At media giant Primedia Inc.'s Enthusiast Media group, which consists of about 120 magazines, the OLAP capabilities of a BPM product (in this case, TM1 from Applix) took the software from finance into the circulation and production departments. "Within publishing you have functional areas with their own significant repositories of data that are ideally suited to being stored in an OLAP cube [technology]," says Jeffrey Polner, senior director of financial analysis. These departments saw that BPM could help them combine circulation data, such as new subscriptions and renewals, with finance data to produce more-accurate projections.

In fact, BPM is emerging as an option for almost any data-intensive area of a company, particularly as businesses move beyond simply gathering that data to actually analyzing it. At Forrester Research, principal analyst Craig Symons knows the challenge users and vendors face: one of his clients has 72 different HR systems. "If data about your employees is in 72 different databases and systems, it's very hard to get any kind of big-picture view about who your best people are, where they are, and what they're doing," says Symons. Today, HR departments are often being asked to focus less on transactions and measurements like cost of hires and more on strategic concerns such as succession planning and workforce optimization.

"The real nirvana is integrated workforce management, where HR is proactive in understanding the goals and objectives of the business and takes the steps to position the company's human capital to maximize opportunities," says Symons. These corporate objectives need to be cascaded down to individual employees, which is where BPM enters: employees can be given specific performance metrics and then measured against them, an approach similar to the balanced scorecards companies have used for years, albeit one with vastly more data points and variables.

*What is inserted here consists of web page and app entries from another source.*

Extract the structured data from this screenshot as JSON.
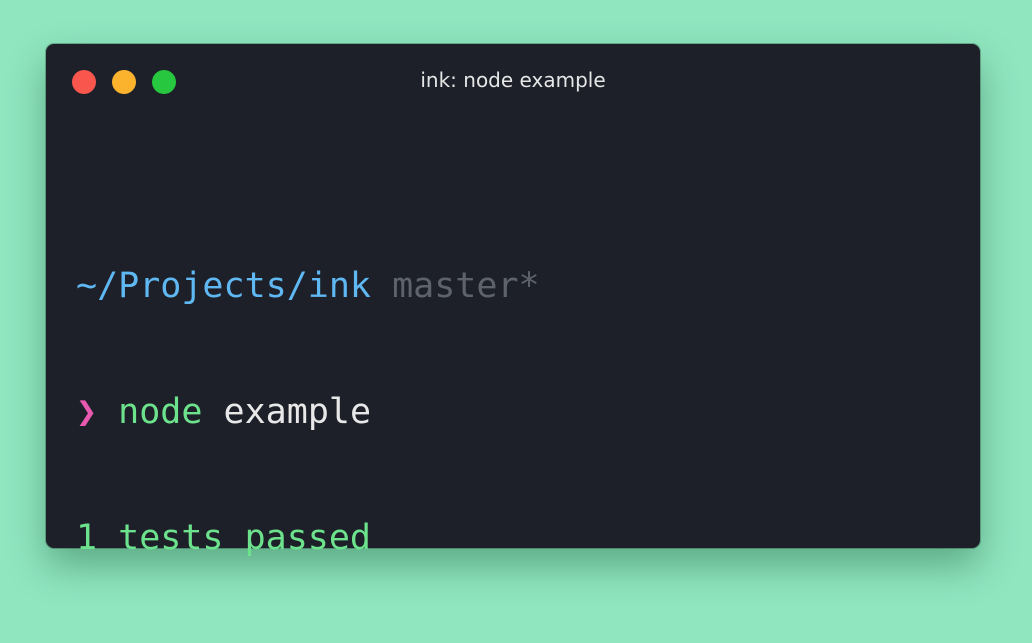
{
  "colors": {
    "background": "#8fe6bf",
    "window": "#1d2029",
    "close": "#f9564d",
    "minimize": "#fbb22c",
    "maximize": "#27c73f",
    "path": "#5fb8f2",
    "branch": "#5e626b",
    "prompt": "#e75ab0",
    "command": "#6de28c",
    "argument": "#e8e8e8",
    "output": "#6de28c"
  },
  "window": {
    "title": "ink: node example"
  },
  "terminal": {
    "path": "~/Projects/ink",
    "branch": "master*",
    "prompt_symbol": "❯",
    "command": "node",
    "argument": "example",
    "output": "1 tests passed"
  }
}
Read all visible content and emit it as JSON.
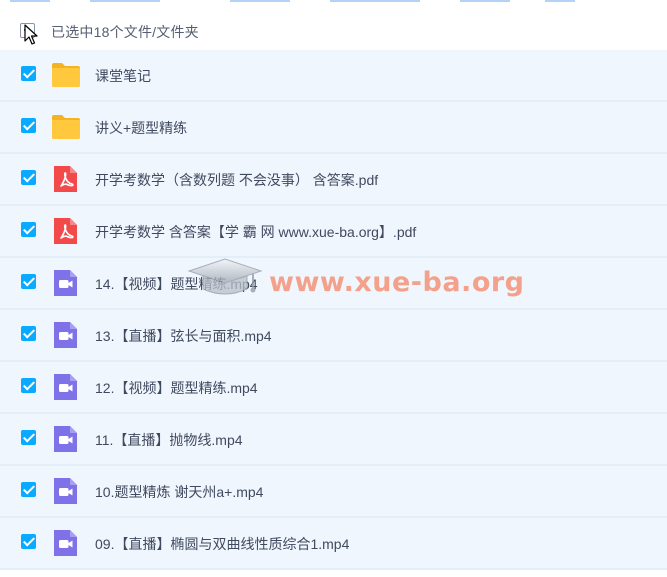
{
  "header": {
    "selection_text": "已选中18个文件/文件夹"
  },
  "colors": {
    "accent": "#09aaff",
    "row_selected_bg": "#f0f6fe",
    "folder": "#ffc83d",
    "pdf": "#f24a4a",
    "video": "#7f72e8",
    "watermark": "#f58a6c"
  },
  "files": [
    {
      "name": "课堂笔记",
      "icon": "folder-icon",
      "selected": true
    },
    {
      "name": "讲义+题型精练",
      "icon": "folder-icon",
      "selected": true
    },
    {
      "name": "开学考数学（含数列题 不会没事） 含答案.pdf",
      "icon": "pdf-icon",
      "selected": true
    },
    {
      "name": "开学考数学 含答案【学 霸 网 www.xue-ba.org】.pdf",
      "icon": "pdf-icon",
      "selected": true
    },
    {
      "name": "14.【视频】题型精练.mp4",
      "icon": "video-icon",
      "selected": true
    },
    {
      "name": "13.【直播】弦长与面积.mp4",
      "icon": "video-icon",
      "selected": true
    },
    {
      "name": "12.【视频】题型精练.mp4",
      "icon": "video-icon",
      "selected": true
    },
    {
      "name": "11.【直播】抛物线.mp4",
      "icon": "video-icon",
      "selected": true
    },
    {
      "name": "10.题型精炼 谢天州a+.mp4",
      "icon": "video-icon",
      "selected": true
    },
    {
      "name": "09.【直播】椭圆与双曲线性质综合1.mp4",
      "icon": "video-icon",
      "selected": true
    }
  ],
  "watermark": {
    "text": "www.xue-ba.org",
    "logo": "graduation-cap-icon"
  }
}
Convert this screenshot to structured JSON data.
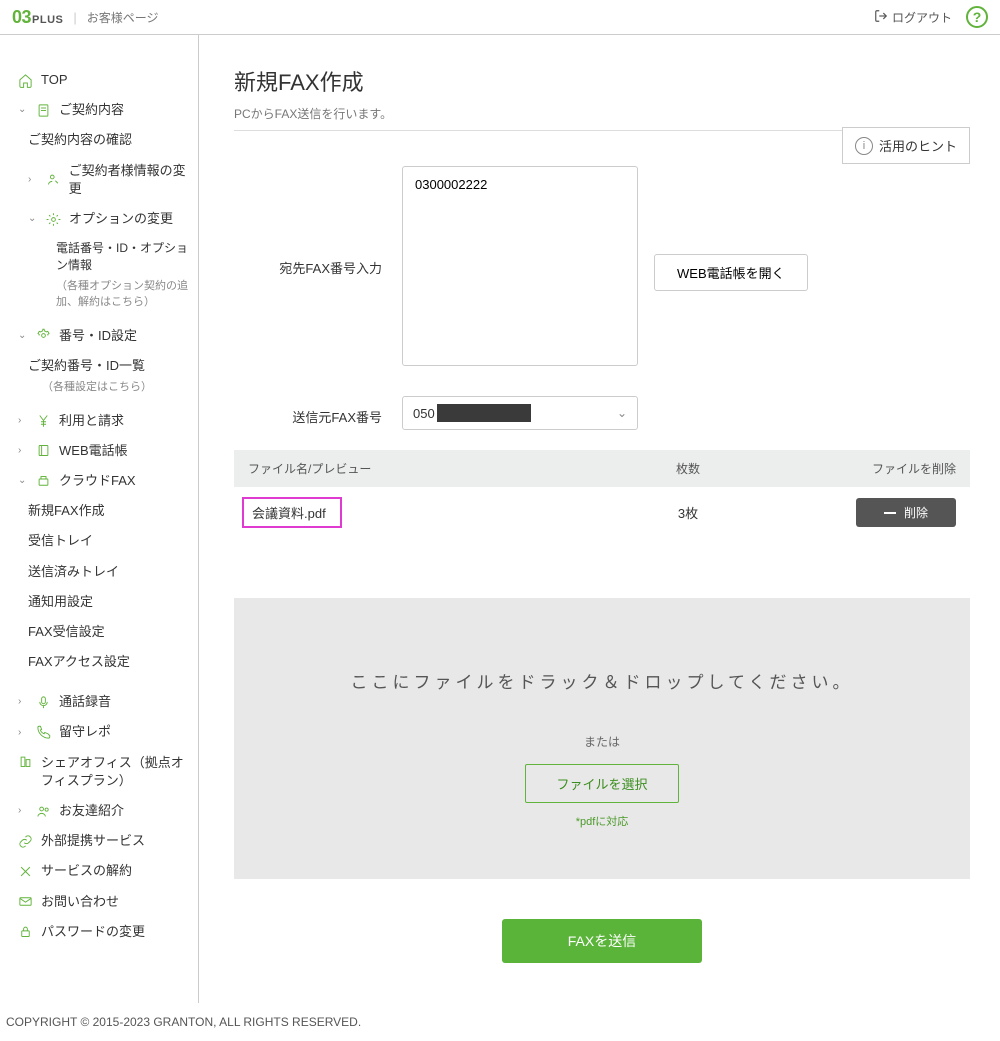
{
  "header": {
    "brand_o3": "03",
    "brand_plus": "PLUS",
    "page_label": "お客様ページ",
    "logout": "ログアウト",
    "help": "?"
  },
  "sidebar": {
    "top": "TOP",
    "contract": "ご契約内容",
    "contract_confirm": "ご契約内容の確認",
    "contract_user_change": "ご契約者様情報の変更",
    "option_change": "オプションの変更",
    "phone_id_option": "電話番号・ID・オプション情報",
    "phone_id_option_note": "（各種オプション契約の追加、解約はこちら）",
    "number_id": "番号・ID設定",
    "number_id_list": "ご契約番号・ID一覧",
    "number_id_list_note": "（各種設定はこちら）",
    "billing": "利用と請求",
    "web_phonebook": "WEB電話帳",
    "cloud_fax": "クラウドFAX",
    "fax_new": "新規FAX作成",
    "fax_inbox": "受信トレイ",
    "fax_sent": "送信済みトレイ",
    "fax_notify": "通知用設定",
    "fax_recv_setting": "FAX受信設定",
    "fax_access_setting": "FAXアクセス設定",
    "call_record": "通話録音",
    "voicemail": "留守レポ",
    "share_office": "シェアオフィス（拠点オフィスプラン）",
    "referral": "お友達紹介",
    "external_services": "外部提携サービス",
    "cancel_service": "サービスの解約",
    "contact": "お問い合わせ",
    "password_change": "パスワードの変更"
  },
  "main": {
    "title": "新規FAX作成",
    "subtitle": "PCからFAX送信を行います。",
    "hint_button": "活用のヒント",
    "dest_label": "宛先FAX番号入力",
    "dest_value": "0300002222",
    "open_phonebook": "WEB電話帳を開く",
    "sender_label": "送信元FAX番号",
    "sender_prefix": "050",
    "table": {
      "col_name": "ファイル名/プレビュー",
      "col_pages": "枚数",
      "col_delete": "ファイルを削除",
      "row": {
        "filename": "会議資料.pdf",
        "pages": "3枚",
        "delete_btn": "削除"
      }
    },
    "dropzone": {
      "text": "ここにファイルをドラック＆ドロップしてください。",
      "or": "または",
      "select_btn": "ファイルを選択",
      "note": "*pdfに対応"
    },
    "send_btn": "FAXを送信"
  },
  "footer": "COPYRIGHT © 2015-2023 GRANTON, ALL RIGHTS RESERVED."
}
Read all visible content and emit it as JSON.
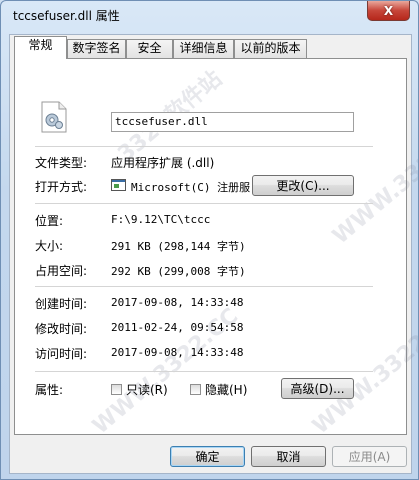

That's the same problem, of course, that many software companies that specialize in HR applications aim to solve, as do the ERP vendors whose systems often provide the technological foundation to the enterprise. The specialty firms will argue that they understand many subtle aspects of workforce management that a software company focused (originally) on finance can't grasp, while the ERP vendors argue that they provide much better integration than can be achieved by layering another company's software on top of theirs.

Companies have long grappled with this dilemma: the best-of-breed company versus the one-stop approach of the ERP vendor. BPM offers a third way, an adaptable suite of products that can address a pain point today and then extend into the enterprise on an integrate-as-you-go basis. This can touch off what Jason Averbook, founder of Knowledge Infusion, a consulting firm in Danville, California, calls "religious wars as to who owns BPM," as the department that first brings it into the company tends to want to maintain control over it.

To make the most of BPM, companies will have to avoid such squabbles. They'll also have to evaluate products from a number of market leaders, including (as ranked by Meta Group) Hyperion, PeopleSoft, SAP, Cognos, Oracle, Geac, Longview, SAS Institute, SRC, and Cartesis, along with offerings from newer, Web-based vendors such as OutlookSoft and Host Analytics. And they'll need to decide whether, and to what degree, software that cures a pain point can become a panacea.

Connie Winkler writes about management technology from Seattle.